I know better, I really do! Although Iâ€™ve never quite understood the European practice of validating tickets immediately after purchase, I am aware of the requirement. This time however, I was feeling complacent because, in my last six train rides in Italy, no one had asked for my ticket, validated or not. A glance at my watch that told me my train from Pisa to Lucca was leaving in less than five minutes.
As a result, I neglected to validate my ticket at one of the yellow machines that are strategically placed (or so they say) throughout the train station. â€œConsider yourself lucky,â€ the man across the aisle told me, as he watched the conductor write out a voucher for my 10â‚¬ fine. â€œI got hit with a 50â‚¬ penalty last week for the same thing.â€
My fine seemed stiff enough, considering the round trip fare was less than 8â‚¬. I wonâ€™t make that mistake again, time crunch or not. That fine was the only negative in a day of positives as I toured the Tuscan city of Lucca. This medieval town is surrounded by 2Â½ miles of tree-shaded ramparts that rise above street level. I could have rented a bicycle at one of the many shops that offer them, but I wanted to devote all my attention to the grand views of the city. So, I opted for a leisurely stroll.
Since I am directionally challenged, walking the circumference of the city helped me get my bearings, while enjoying the sight of red-tiled roofs and stately brick towers. These torres are Luccaâ€™s own version of â€œKeeping up with the Jonesâ€™.â€ One family would add on to their structure to make it higher than the neighborâ€™s tower, only to be outdone by someone else. While architecturally impressive, the towers are logistically impractical. I would not want the top floor bedroom.
Probably the most photographed tower is Torre dei Guinigi, with its grove of oak trees growing at the top, giving it the appearance of a cartoon character who stuck his finger in an electrical socket.

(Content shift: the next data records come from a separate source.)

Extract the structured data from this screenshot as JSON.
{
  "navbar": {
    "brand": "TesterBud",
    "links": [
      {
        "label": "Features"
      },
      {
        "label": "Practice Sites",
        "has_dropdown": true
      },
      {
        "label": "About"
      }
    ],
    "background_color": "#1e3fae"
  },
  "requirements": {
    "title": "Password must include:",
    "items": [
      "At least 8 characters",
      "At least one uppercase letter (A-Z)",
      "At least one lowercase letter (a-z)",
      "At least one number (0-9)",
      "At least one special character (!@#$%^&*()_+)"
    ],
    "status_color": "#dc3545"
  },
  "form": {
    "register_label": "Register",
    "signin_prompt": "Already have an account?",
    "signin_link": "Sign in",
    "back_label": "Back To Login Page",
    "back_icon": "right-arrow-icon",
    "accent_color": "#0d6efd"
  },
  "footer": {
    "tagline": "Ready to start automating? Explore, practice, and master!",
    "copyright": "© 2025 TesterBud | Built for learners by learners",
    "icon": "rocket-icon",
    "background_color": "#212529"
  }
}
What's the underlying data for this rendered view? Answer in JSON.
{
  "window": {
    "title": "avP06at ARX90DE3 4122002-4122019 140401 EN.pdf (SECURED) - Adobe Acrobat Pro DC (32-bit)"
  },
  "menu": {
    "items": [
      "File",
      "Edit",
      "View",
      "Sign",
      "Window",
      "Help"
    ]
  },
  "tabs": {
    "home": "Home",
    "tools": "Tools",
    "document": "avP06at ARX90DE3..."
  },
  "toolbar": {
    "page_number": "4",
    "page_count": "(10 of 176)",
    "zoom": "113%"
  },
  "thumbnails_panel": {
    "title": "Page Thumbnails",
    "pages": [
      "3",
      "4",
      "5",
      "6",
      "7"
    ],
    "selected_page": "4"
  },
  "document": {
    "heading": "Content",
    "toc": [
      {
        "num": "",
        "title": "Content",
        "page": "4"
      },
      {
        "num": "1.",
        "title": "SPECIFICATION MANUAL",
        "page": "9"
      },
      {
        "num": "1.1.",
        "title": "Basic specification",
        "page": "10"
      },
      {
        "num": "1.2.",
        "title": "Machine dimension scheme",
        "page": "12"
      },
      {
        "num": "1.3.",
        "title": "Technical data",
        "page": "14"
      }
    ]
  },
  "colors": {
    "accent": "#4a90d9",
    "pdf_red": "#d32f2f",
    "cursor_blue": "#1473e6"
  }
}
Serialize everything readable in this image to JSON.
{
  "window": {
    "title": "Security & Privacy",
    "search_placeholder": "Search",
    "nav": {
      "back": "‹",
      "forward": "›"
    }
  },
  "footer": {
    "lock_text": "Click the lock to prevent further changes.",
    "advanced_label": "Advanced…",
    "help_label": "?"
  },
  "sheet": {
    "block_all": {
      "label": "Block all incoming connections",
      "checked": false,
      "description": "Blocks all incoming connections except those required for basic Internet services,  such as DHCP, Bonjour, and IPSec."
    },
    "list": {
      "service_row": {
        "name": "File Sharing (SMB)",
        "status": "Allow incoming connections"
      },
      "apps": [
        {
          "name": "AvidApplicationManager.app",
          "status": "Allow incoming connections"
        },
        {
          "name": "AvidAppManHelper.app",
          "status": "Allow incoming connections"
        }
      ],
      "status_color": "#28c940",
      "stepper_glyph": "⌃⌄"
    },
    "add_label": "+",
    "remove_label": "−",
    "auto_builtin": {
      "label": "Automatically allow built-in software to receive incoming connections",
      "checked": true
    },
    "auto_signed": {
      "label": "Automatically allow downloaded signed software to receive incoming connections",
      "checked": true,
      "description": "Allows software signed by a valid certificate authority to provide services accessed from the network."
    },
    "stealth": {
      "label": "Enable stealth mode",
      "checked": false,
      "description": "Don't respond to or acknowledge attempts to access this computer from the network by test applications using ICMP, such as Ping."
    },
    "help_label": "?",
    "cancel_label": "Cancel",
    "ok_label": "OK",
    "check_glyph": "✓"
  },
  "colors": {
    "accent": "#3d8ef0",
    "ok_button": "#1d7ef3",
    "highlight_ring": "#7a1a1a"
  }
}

Perbacco is my favorite Italian word. It translates to Wow. Itâ€™s an accurate and succinct description of Lucca. Itâ€™s also the name of the restaurant where I ate one of the best meals of the trip. High praise indeed considering Italian cuisine is among the finest in the world. I sat in the center of the Antifeatro Romano, which was, as the name implies, once a Roman amphitheater. Today it sports â€“ no pun intended â€“ many outdoor restaurants, including Perbacco. I sipped my wine, savored flavorful pasta and pictured beasts and gladiators fighting around me. Alas, I had time for only one meal in Lucca â€“ so many restaurants, so little time.
Lucca is calm to Florenceâ€™s frantic. I strolled through narrow streets, ducking in and out of tiny shops. There are several cathedrals worthy of a visit, San Martino being the best known. The cathedral itself dates from the 13th century. Its bell tower was built in 1060 as a defensive lookout. These building are OLD! St. Martin, himself, is depicted on the stone faÃ§ade, cutting his cloak in half to share with a needy beggar.
If there had been a Trevi fountain in one of Luccaâ€™s piazzas, I would have tossed in a Euro or two. I definitely want to return.
Susan Tornga has undergraduate and graduate degrees in Business Administration, but prefers travel to tax forms, and finds the world a much better teacher than any classroom. Her fiction and non-fiction has appeared in numerous publications, including the Chicken Soup and Patchwork Path anthologies.